Postscript: A number of stirring events have taken place since the above was written, but none that affects the basic argument. If anything, Mr. Johnson's virtual admission of defeat in Vietnam has increased the skepticism with which his administration has for many months been viewed by the top-ranking members of the British Establishment, with The Times in the lead. As for his dramatic decision not to stand for reelection, it is perhaps charitable at this stage to say no more than that few people in London are wholly convinced of its finality.

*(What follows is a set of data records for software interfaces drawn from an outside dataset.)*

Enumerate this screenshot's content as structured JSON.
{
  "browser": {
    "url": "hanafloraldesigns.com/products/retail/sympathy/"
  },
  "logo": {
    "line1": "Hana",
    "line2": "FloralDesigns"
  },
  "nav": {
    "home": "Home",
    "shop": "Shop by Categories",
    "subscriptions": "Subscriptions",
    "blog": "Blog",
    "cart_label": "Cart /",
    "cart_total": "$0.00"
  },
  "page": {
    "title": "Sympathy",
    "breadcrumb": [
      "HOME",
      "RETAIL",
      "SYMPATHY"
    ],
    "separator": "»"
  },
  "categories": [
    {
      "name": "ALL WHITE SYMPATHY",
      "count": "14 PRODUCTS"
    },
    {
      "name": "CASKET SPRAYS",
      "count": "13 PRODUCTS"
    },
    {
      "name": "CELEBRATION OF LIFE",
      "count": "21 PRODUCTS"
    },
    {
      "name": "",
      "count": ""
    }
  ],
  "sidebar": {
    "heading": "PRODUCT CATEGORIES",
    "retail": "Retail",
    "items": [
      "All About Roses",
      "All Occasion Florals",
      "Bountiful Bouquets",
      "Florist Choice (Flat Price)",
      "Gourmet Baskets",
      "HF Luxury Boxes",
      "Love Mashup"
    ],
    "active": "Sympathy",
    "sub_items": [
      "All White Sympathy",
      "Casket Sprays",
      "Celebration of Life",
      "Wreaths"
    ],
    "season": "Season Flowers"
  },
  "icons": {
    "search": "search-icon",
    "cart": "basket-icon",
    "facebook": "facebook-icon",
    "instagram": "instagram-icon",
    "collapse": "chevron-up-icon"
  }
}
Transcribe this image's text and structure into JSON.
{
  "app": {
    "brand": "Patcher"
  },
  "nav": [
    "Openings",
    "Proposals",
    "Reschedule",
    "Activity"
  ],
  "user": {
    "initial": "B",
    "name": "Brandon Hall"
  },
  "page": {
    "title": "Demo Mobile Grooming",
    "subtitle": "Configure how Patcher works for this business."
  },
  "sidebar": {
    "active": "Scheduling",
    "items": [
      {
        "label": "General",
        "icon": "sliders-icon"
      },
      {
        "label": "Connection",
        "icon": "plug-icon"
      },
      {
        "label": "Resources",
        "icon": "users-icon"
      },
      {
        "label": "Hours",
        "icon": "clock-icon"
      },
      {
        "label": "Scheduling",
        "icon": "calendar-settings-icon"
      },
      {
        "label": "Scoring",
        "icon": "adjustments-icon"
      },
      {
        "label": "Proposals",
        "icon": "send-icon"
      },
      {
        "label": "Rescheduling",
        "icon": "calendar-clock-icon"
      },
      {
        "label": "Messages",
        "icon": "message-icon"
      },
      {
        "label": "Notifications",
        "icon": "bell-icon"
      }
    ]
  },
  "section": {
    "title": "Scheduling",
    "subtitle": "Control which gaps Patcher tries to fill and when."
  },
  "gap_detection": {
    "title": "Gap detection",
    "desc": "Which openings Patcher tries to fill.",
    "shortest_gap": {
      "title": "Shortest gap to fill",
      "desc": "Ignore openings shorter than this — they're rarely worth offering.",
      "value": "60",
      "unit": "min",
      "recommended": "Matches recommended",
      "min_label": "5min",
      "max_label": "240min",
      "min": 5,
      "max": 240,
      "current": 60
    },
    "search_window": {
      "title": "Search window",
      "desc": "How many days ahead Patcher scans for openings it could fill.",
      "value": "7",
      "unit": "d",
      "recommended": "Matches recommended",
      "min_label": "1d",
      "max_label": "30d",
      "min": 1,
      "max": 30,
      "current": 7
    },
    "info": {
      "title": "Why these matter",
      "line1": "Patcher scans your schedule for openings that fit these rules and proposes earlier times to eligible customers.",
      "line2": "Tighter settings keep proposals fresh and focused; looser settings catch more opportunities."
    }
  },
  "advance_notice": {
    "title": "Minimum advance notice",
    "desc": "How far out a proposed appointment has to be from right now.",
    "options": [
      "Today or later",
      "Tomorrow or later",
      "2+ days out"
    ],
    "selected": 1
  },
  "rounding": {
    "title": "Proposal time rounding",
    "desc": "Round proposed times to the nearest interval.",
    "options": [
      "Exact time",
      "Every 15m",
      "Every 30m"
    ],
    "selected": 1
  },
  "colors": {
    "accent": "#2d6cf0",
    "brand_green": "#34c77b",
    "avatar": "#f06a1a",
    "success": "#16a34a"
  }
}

There is also an undercurrent of feeling that whoever becomes President next November will have his hands tied by the growing menace of racial bloodshed at home, and be all the less willing to take new initiatives abroad. If this leads to the long-overdue de-escalation in Vietnam, and perhaps to an improvement in U.S.-Soviet relations, relief will certainly be felt in Western as well as in Eastern Europe. But there will also be a feeling that the U.S. is likely, for some years at least, to go on the defensive internationally and scale down its commitments abroad. This need not result in the dissolution of NATO, any more than the Russians are likely to renounce the Warsaw Pact. It will simply mean that the Big Two may come to regard the status quo as worth preserving, without bothering too much about the interests of their minor allies. Viewed from London, this is going to look like good sense. It will also deepen the conviction that Western Europe must acquire a political identity of its own.